Man: “Every small land here in Jerusalem for Palestinians is very important but here is very like main area for tourists to come in so they see the flag, they see like returns to Israeli but it’s not – it’s Palestinian.”
Failing to clarify to listeners that there has never been a Palestinian state – let alone one which had sovereignty over the Old City of Jerusalem – Knell went on:
Knell: “But come down to the Western Wall – this crowded spot which is the holiest place where Jews can pray – and Israelis have a very different perspective. They see a united Jerusalem as their eternal capital.”
Listeners then heard two vox pop interviews with people who barely speak English replying to Knell’s question “you wouldn’t give up part of Jerusalem for peace with the Palestinians?”.
The Old City is of course not just any old “part of Jerusalem” but Knell made no effort at all to inform listeners of the fact that it is a location where Jews lived for centuries until they were ethnically cleansed by Jordan for a period lasting nineteen years.

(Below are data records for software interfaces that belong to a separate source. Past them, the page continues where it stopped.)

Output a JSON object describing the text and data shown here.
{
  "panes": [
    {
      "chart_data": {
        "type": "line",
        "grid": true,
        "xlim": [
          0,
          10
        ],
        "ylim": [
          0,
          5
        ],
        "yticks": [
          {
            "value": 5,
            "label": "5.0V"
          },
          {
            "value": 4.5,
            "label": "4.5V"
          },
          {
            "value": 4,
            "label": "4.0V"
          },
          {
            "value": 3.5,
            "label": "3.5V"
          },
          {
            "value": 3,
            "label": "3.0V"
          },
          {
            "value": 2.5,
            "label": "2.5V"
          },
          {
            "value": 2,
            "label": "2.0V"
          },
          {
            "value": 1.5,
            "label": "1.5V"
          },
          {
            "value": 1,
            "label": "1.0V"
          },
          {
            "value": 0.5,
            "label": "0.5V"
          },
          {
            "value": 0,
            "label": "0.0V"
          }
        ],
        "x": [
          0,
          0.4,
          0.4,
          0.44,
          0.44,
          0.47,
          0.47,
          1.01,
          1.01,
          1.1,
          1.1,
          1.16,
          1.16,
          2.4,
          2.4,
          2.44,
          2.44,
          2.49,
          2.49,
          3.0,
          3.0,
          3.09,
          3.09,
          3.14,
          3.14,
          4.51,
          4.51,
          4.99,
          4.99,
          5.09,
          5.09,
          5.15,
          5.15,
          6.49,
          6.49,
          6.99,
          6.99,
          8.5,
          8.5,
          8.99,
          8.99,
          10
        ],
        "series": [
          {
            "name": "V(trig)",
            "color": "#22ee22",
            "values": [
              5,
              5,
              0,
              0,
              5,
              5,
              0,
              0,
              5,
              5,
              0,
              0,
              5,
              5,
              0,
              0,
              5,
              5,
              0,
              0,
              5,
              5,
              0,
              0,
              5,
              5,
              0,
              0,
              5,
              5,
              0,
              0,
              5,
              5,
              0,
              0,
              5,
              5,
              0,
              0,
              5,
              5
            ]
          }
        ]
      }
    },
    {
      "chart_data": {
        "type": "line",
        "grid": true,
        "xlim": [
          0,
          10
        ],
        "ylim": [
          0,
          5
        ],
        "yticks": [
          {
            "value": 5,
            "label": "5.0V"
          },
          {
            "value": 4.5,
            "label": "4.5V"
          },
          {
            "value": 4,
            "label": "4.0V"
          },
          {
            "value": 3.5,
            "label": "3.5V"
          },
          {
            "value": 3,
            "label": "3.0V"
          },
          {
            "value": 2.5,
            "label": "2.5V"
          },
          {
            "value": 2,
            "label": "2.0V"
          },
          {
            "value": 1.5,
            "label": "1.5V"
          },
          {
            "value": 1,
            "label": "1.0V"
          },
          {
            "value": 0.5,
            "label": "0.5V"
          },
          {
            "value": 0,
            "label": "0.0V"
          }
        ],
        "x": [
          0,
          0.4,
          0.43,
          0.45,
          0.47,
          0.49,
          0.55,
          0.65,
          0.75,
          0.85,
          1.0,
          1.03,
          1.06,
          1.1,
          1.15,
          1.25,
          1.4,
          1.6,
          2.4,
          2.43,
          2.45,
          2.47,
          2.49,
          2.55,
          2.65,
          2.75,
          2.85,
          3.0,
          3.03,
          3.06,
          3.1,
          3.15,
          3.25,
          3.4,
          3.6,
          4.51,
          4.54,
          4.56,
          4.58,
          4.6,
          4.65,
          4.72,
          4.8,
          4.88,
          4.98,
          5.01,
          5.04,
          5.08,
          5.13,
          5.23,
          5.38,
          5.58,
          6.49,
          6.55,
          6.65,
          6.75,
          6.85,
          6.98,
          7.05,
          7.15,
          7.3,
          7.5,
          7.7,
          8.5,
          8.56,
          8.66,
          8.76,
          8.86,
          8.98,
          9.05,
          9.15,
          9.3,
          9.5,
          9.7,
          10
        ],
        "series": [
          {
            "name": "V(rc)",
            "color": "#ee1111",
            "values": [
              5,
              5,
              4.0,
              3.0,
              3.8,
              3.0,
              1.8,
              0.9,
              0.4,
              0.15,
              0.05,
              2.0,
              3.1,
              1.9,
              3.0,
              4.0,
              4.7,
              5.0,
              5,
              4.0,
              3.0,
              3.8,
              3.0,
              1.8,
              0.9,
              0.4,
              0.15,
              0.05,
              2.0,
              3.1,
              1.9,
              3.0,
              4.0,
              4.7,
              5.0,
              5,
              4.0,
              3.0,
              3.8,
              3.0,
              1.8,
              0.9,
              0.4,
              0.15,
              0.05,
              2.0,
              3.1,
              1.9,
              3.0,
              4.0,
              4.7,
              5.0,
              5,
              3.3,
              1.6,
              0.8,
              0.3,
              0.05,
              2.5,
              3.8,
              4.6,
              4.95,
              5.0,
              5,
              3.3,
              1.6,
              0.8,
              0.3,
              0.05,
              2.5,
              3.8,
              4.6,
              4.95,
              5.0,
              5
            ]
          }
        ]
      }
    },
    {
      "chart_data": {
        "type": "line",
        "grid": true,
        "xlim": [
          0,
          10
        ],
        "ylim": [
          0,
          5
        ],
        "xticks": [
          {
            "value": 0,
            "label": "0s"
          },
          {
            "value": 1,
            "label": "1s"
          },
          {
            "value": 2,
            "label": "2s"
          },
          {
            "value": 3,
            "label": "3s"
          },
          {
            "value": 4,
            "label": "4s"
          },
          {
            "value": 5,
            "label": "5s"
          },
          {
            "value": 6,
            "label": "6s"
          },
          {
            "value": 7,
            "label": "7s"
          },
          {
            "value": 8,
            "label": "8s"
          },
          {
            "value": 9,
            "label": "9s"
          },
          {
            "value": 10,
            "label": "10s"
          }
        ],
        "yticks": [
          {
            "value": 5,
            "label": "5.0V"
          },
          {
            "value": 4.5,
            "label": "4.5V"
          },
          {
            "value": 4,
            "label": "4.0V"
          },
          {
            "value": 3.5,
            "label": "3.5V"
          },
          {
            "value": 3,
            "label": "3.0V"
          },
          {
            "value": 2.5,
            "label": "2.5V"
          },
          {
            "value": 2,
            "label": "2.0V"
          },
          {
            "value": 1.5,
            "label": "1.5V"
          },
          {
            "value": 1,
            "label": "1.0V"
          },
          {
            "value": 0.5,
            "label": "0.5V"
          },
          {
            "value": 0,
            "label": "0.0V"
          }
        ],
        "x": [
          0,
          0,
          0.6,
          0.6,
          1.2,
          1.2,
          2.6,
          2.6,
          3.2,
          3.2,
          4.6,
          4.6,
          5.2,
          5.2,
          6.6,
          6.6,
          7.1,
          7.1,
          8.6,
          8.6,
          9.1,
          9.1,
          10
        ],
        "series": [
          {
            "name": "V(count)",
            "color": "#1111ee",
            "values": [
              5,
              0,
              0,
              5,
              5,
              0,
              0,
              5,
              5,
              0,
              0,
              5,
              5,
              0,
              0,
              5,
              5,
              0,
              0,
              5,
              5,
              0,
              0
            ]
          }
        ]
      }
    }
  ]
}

Moreover, Knell then went on to promote a politically motivated narrative long embraced by the BBC: the notion that any and all Jews living in the Old City are ‘settlers’ and their homes ‘illegal settlements’.
Knell: [shouting] “A Palestinian woman screams after she’s evicted from her Old City home earlier this year so Jewish students can move in. Settlements are seen as illegal by most countries but Israel disagrees and in East Jerusalem one group – Ateret Cohanim – is behind a lot of the house purchases. Its director Daniel Luria recently told me he hopes to see many more Jews living here.”
Following that short and obviously carefully edited interview, Knell closed her report.
Knell: “Back at the Imperial Hotel an Israeli court worker serves Abu Walid Dajani with a new lawsuit, freezing his assets. The pressure on him from the settlers is mounting. At the heart of this deeply contested holy city, real estate has much more than just a financial value. It has an emotional and political one too.”
Not only did this report repeatedly promote inaccurate information concerning the properties which are ostensibly its subject matter but Yolande Knell has clearly exclusively embraced the Greek Orthodox Church’s narrative.
More gravely, Knell unquestioningly promoted the partisan political narrative she long since adopted with her framing of Old City houses inhabited by Jewish Israelis as ‘illegal settlements’, the inhabitants as ‘settlers’ and her uncritical amplification of the claim that the location is “Palestinian”.
Clearly this report does not meet the standards of either accuracy or impartiality laid down in the BBC’s editorial guidelines.